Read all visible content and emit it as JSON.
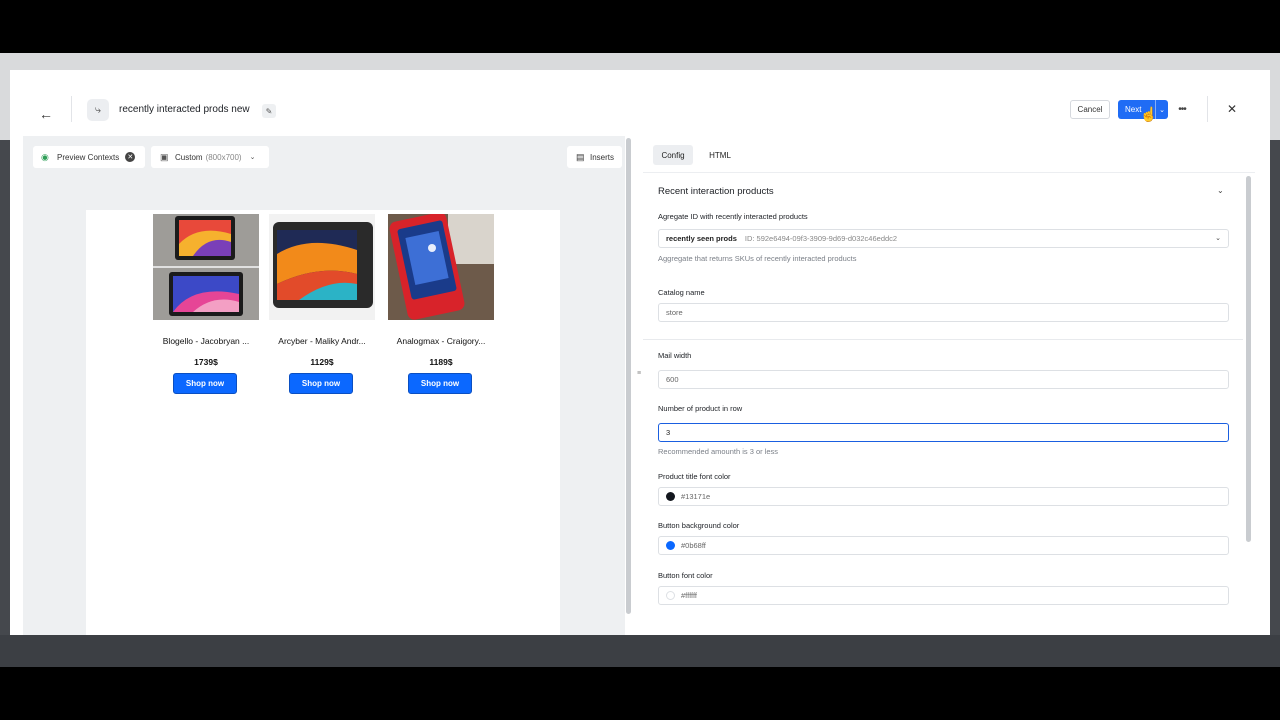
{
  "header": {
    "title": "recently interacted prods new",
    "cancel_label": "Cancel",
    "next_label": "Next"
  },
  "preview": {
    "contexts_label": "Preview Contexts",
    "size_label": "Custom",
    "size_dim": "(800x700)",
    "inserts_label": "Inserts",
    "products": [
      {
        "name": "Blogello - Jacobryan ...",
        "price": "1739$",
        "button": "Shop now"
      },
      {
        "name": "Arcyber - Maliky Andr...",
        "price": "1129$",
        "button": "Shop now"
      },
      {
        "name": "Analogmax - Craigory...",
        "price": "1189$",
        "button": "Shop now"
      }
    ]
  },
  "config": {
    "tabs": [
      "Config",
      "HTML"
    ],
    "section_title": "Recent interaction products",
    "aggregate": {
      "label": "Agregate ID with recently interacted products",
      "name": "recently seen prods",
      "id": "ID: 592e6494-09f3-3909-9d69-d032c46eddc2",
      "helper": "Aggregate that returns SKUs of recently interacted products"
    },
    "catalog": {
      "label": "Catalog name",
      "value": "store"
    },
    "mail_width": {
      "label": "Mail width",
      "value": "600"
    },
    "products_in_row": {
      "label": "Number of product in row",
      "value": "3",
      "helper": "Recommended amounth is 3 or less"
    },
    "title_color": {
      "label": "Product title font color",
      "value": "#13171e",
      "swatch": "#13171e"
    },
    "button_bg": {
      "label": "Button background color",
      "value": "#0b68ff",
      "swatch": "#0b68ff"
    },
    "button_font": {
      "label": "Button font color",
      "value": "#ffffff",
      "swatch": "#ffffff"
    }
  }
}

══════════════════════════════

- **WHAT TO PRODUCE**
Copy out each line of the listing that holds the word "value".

- **ANSWER SPACE**
      "value": "store"
      "value": "600"
      "value": "3",
      "value": "#13171e",
      "value": "#0b68ff",
      "value": "#ffffff",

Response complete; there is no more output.